To view slideshow of student images and skill employed, CLICK HERE!!
Fundamentals of Photography: Syllabus
A. Making Great Pictures
- what makes a great picture
- understanding your camera
- selecting the right lens for your photo
- using shutter speed purposefully
- photo shoot – front circle: take a series of photos of something that’s moving and show how different shutter speeds produce different results
B. Aperture and Depth of Field
- understand the inverse relationship between aperture and depth of field
- sharing and critique of photos from previous week
- photo shoot – cemetery: use aperture to create depth of field
- found or ambient light
- introduced light and flash
- the color of light
- sharing and critique of photos from previous week
- photoshoot – reservoir trail:use lighting creatively
By Will Stack, Kerrie Verbeek, Will Allen, Jack Thalmann, Cricket Dotson, and Henry Hirschfeld
Travel Daily Digests & Thoughts: Haiti Partnership
Day 1: Friday, January 13, 2017
By Will Stack
Today has been long.
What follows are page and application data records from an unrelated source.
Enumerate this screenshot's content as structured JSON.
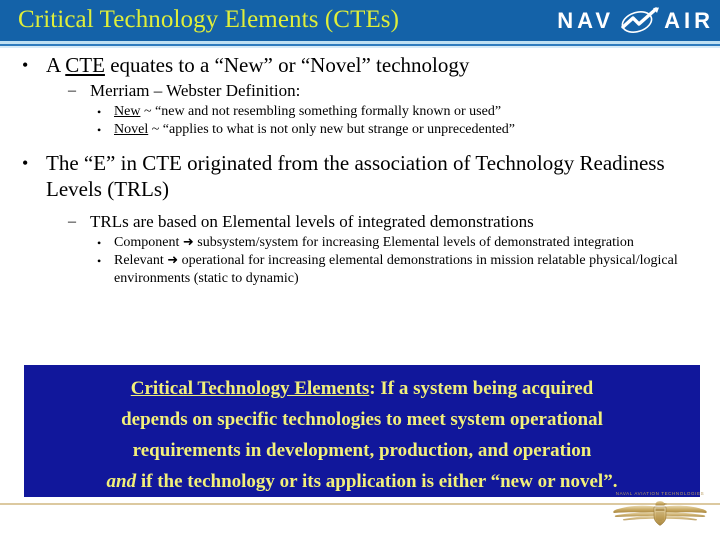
{
  "header": {
    "title": "Critical Technology Elements (CTEs)",
    "logo": {
      "left_text": "NAV",
      "right_text": "AIR",
      "mark_name": "navair-swoosh-emblem"
    },
    "background_color": "#1462A8",
    "title_color": "#DFEE3A"
  },
  "body": {
    "bullet_glyph_level1": "•",
    "bullet_glyph_level2": "–",
    "bullet_glyph_level3": "•",
    "arrow_glyph": "➜",
    "items": [
      {
        "level": 1,
        "pre": "A ",
        "underlined": "CTE",
        "post": " equates to a “New” or “Novel” technology"
      },
      {
        "level": 2,
        "text": "Merriam – Webster Definition:"
      },
      {
        "level": 3,
        "underlined": "New",
        "post": " ~ “new and not resembling something formally known or used”"
      },
      {
        "level": 3,
        "underlined": "Novel",
        "post": " ~ “applies to what is not only new but strange or unprecedented”"
      },
      {
        "level": 1,
        "text": "The “E” in CTE originated from the association of Technology Readiness Levels (TRLs)"
      },
      {
        "level": 2,
        "text": "TRLs are based on Elemental levels of integrated demonstrations"
      },
      {
        "level": 3,
        "pre": "Component ",
        "post": " subsystem/system for increasing Elemental levels of demonstrated integration"
      },
      {
        "level": 3,
        "pre": "Relevant ",
        "post": " operational for increasing elemental demonstrations in mission relatable physical/logical environments (static to dynamic)"
      }
    ]
  },
  "callout": {
    "background_color": "#11179B",
    "text_color": "#F2F07A",
    "line1_underlined": "Critical Technology Elements",
    "line1_rest": ":  If a system being acquired",
    "line2": "depends on specific technologies to meet system operational",
    "line3_pre": "requirements in development, production, and ",
    "line3_italic": "o",
    "line3_post": "peration",
    "line4_italic": "and",
    "line4_rest": " if the technology or its application is either “new or novel”."
  },
  "footer": {
    "emblem_caption": "NAVAL AVIATION TECHNOLOGIES",
    "emblem_name": "naval-aviator-wings-emblem",
    "rule_color": "#DCC9A0"
  }
}
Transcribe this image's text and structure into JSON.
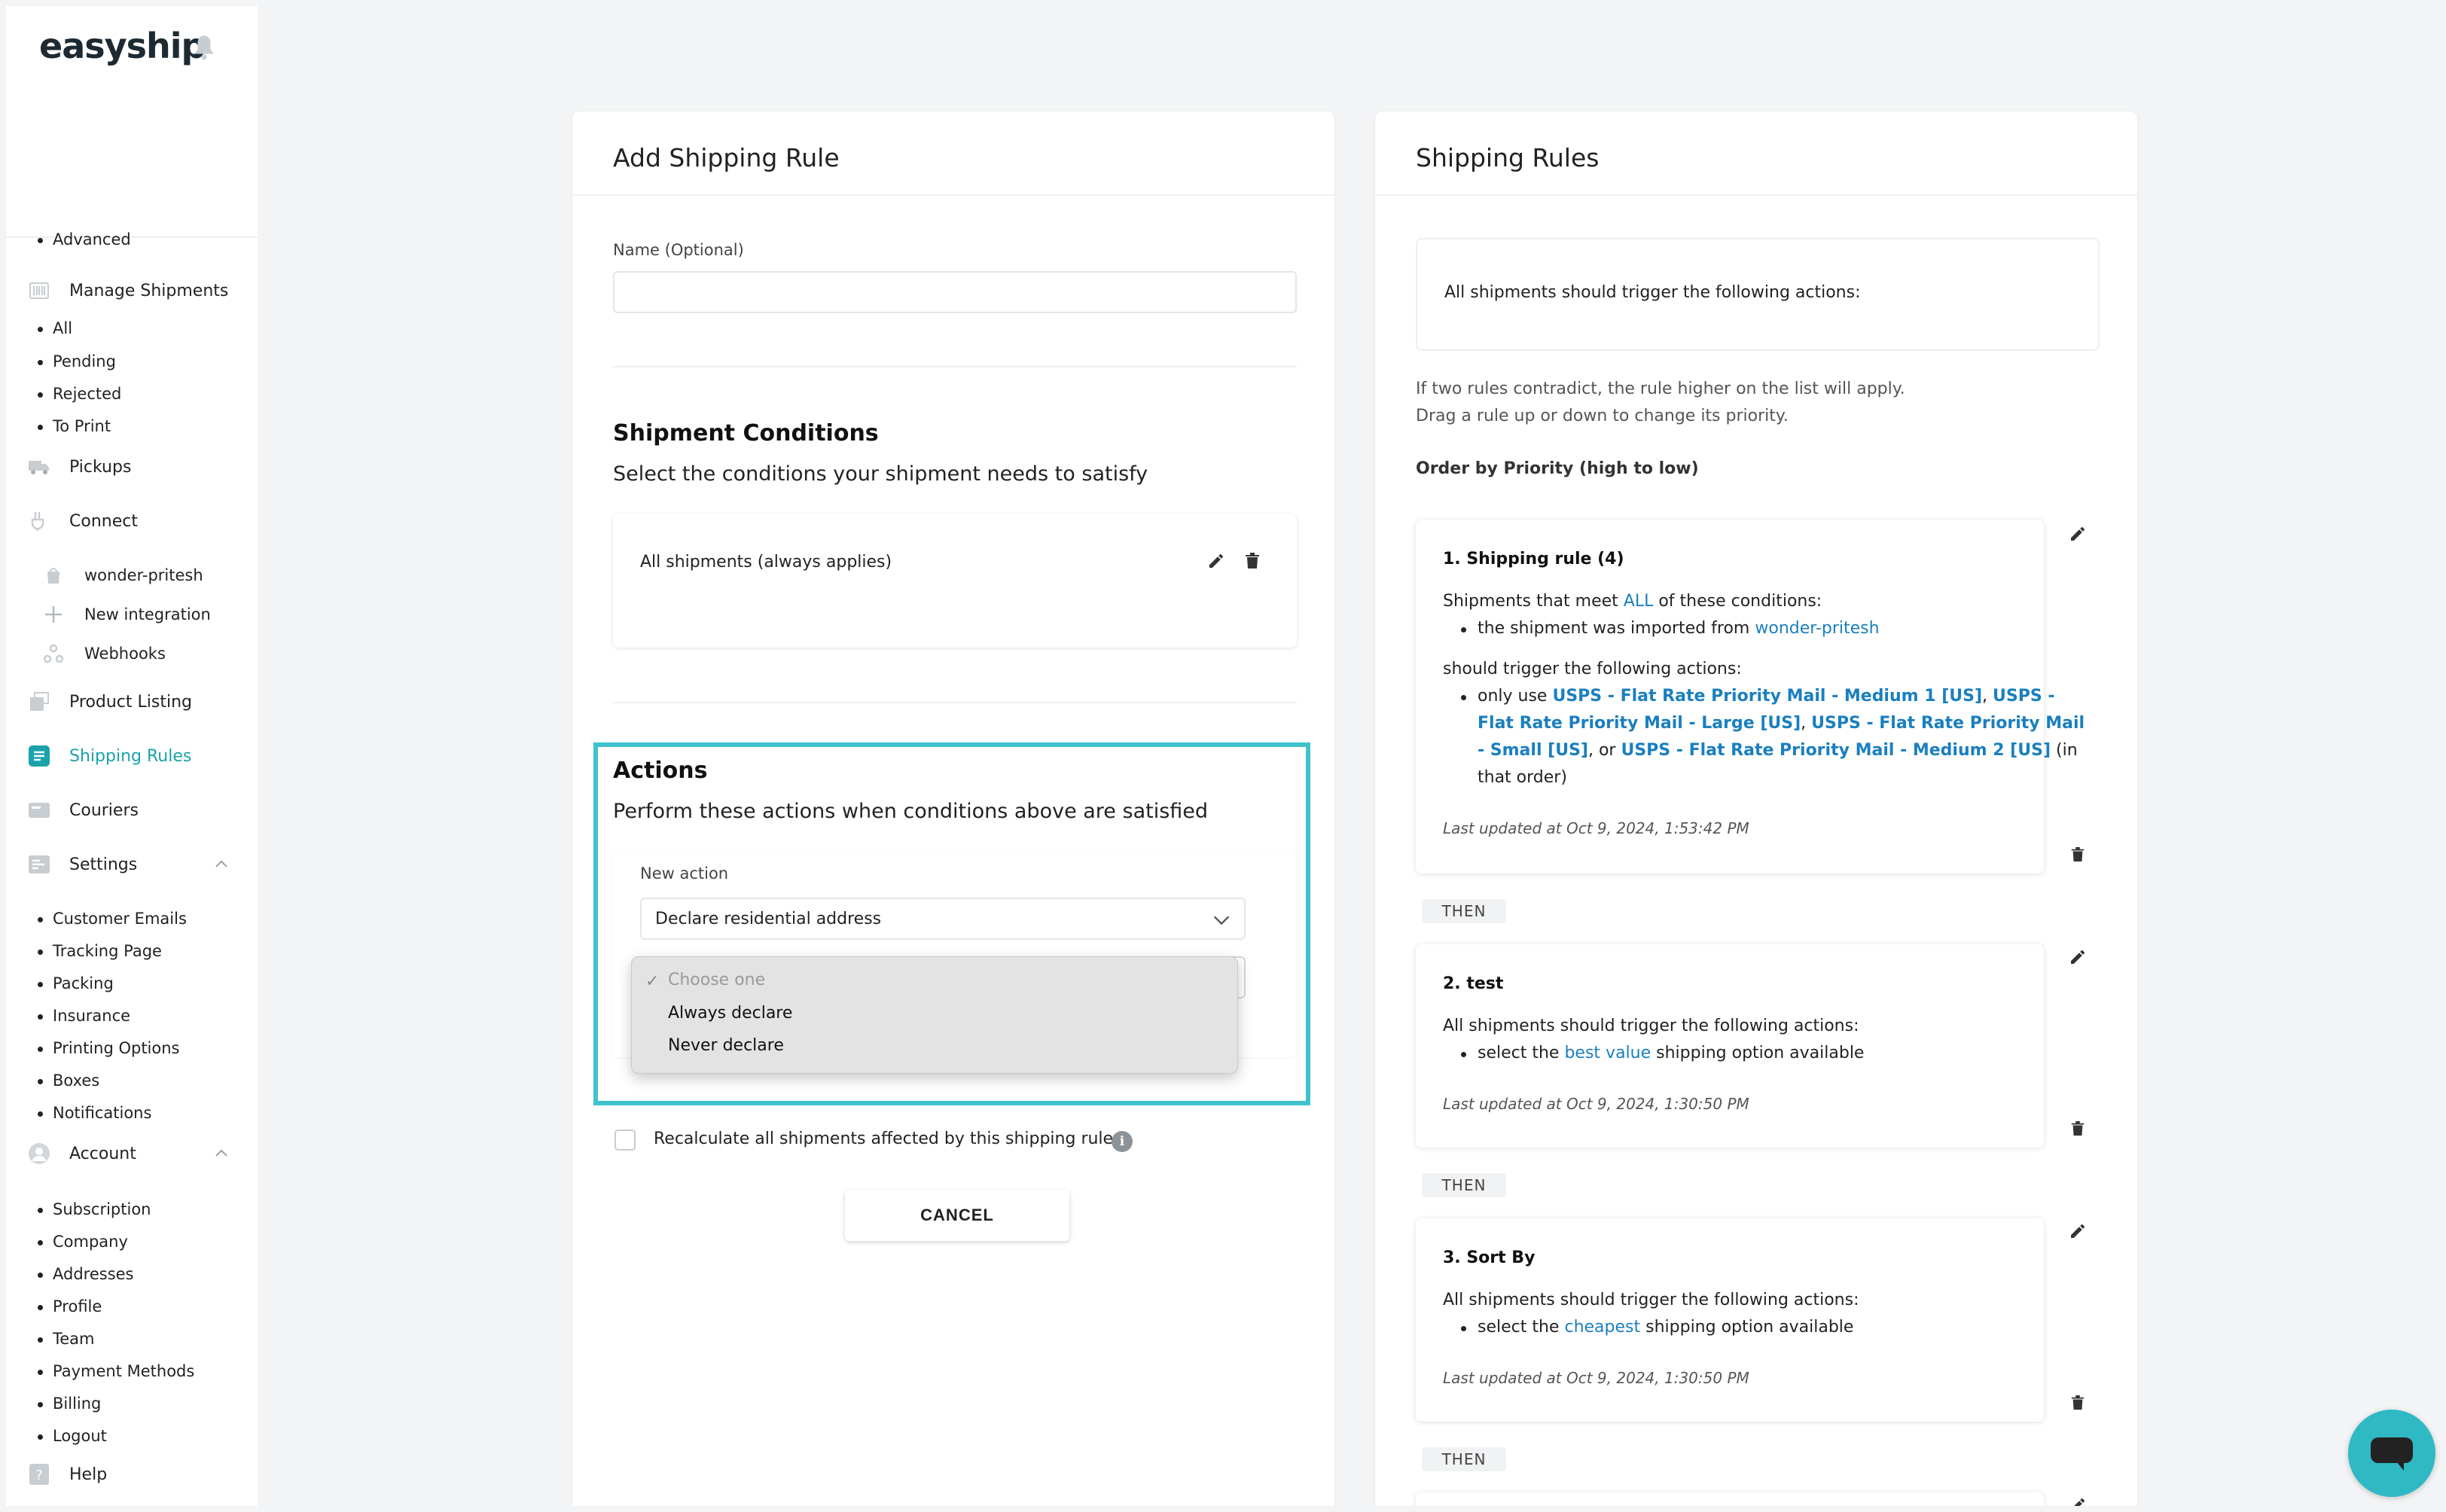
{
  "sidebar": {
    "logo": "easyship",
    "advanced": "Advanced",
    "manage_shipments": "Manage Shipments",
    "shipments_sub": [
      "All",
      "Pending",
      "Rejected",
      "To Print"
    ],
    "pickups": "Pickups",
    "connect": "Connect",
    "integrations": [
      "wonder-pritesh",
      "New integration",
      "Webhooks"
    ],
    "product_listing": "Product Listing",
    "shipping_rules": "Shipping Rules",
    "couriers": "Couriers",
    "settings": "Settings",
    "settings_sub": [
      "Customer Emails",
      "Tracking Page",
      "Packing",
      "Insurance",
      "Printing Options",
      "Boxes",
      "Notifications"
    ],
    "account": "Account",
    "account_sub": [
      "Subscription",
      "Company",
      "Addresses",
      "Profile",
      "Team",
      "Payment Methods",
      "Billing",
      "Logout"
    ],
    "help": "Help"
  },
  "add_rule": {
    "title": "Add Shipping Rule",
    "name_label": "Name (Optional)",
    "name_value": "",
    "conditions_heading": "Shipment Conditions",
    "conditions_sub": "Select the conditions your shipment needs to satisfy",
    "condition_text": "All shipments (always applies)",
    "actions_heading": "Actions",
    "actions_sub": "Perform these actions when conditions above are satisfied",
    "new_action_label": "New action",
    "new_action_value": "Declare residential address",
    "dropdown_options": [
      "Choose one",
      "Always declare",
      "Never declare"
    ],
    "recalc_label": "Recalculate all shipments affected by this shipping rule",
    "cancel": "CANCEL"
  },
  "rules_panel": {
    "title": "Shipping Rules",
    "all_shipments_text": "All shipments should trigger the following actions:",
    "note1": "If two rules contradict, the rule higher on the list will apply.",
    "note2": "Drag a rule up or down to change its priority.",
    "order_label": "Order by Priority (high to low)",
    "then": "THEN",
    "rule1": {
      "title": "1. Shipping rule (4)",
      "cond_pre": "Shipments that meet ",
      "cond_all": "ALL",
      "cond_post": " of these conditions:",
      "bullet_pre": "the shipment was imported from ",
      "bullet_link": "wonder-pritesh",
      "trigger": "should trigger the following actions:",
      "action_l1_pre": "only use ",
      "action_l1_link": "USPS - Flat Rate Priority Mail - Medium 1 [US]",
      "action_l1_sep": ", ",
      "action_l1_link2": "USPS -",
      "action_l2_link": "Flat Rate Priority Mail - Large [US]",
      "action_l2_sep": ", ",
      "action_l2_link2": "USPS - Flat Rate Priority Mail",
      "action_l3_link": "- Small [US]",
      "action_l3_sep": ", or ",
      "action_l3_link2": "USPS - Flat Rate Priority Mail - Medium 2 [US]",
      "action_l3_post": " (in",
      "action_l4": "that order)",
      "updated": "Last updated at Oct 9, 2024, 1:53:42 PM"
    },
    "rule2": {
      "title": "2. test",
      "line": "All shipments should trigger the following actions:",
      "bullet_pre": "select the ",
      "bullet_link": "best value",
      "bullet_post": " shipping option available",
      "updated": "Last updated at Oct 9, 2024, 1:30:50 PM"
    },
    "rule3": {
      "title": "3. Sort By",
      "line": "All shipments should trigger the following actions:",
      "bullet_pre": "select the ",
      "bullet_link": "cheapest",
      "bullet_post": " shipping option available",
      "updated": "Last updated at Oct 9, 2024, 1:30:50 PM"
    }
  },
  "colors": {
    "accent": "#3fc2cc",
    "link": "#1a7fbf",
    "active_nav": "#1aa3a9"
  }
}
Everything has just been blurred together; it’s a miracle I didn’t lose my passport. When we finally landed in Haiti, we were all ready to collapse. However, we had a little trouble at the car rental place. Apparently, despite our arranged reservation, they did not have two cars to rent us. “It’s Haiti” seemed to be the excuse used when Pere Reginald, our partner priest who hosted us during our visit, asked why they did not have our cars. This was just the start of a very exciting afternoon on the roads of Port-Au-Prince. We had to drive from the airport in Port-Au-Prince to Mathieu, the town where we would be staying for our first evening, and along the way, we experienced one of the most eye-opening parts of Haitian culture, Haitian driving. (more…)
By Kennedy Petties, IV Form
Sketches Under the Hot Sun
I completed four sketches this summer on 18 by 24 paper, with 2 on black paper in color and 2 on white paper in shaded pencil. I worked on it for Studio 3 this year as a IVth Former. It was a concentration on globalization and how I defined it. I define globalization as the interconnection of ideas, people, and places. It’s like social networking for beliefs and worldly progress and history. I took things from my everyday life, in this case automobiles and their breakdown, and had to express them within the parameters of the assignment. The structure of a car, and how each part is from somewhere else and then put together to create something to take you anywhere else, is amazing to me.
By Mei-Mei Arms, III Form
Northern Pacific Seastar Asterias amurensis & My Zone as an Artist
This seastar originated in Japan, Korea, China and Russia, about 20-40 metres deep off the coasts of these countries. It was introduced by the ballast waters of cargo ships as they returned from these countries and used ocean water to replace the weight of cargo. They can reproduce without the aid of another sea star and can multiply in the thousands. Due their rough exterior, the Northern Pacific Seastar does not have many natural enemies. Their larvae are so small that we cannot find a way to capture them and nothing appears to eat them at that stage in their life cycle. The Sea stars eat crustaceans and due to their numerous population, when they enter a new area, their numbers can wipe out the whole population of crustaceans. They can break off limbs and these limbs can grow in to new Sea Stars, but this process does take years. (more…)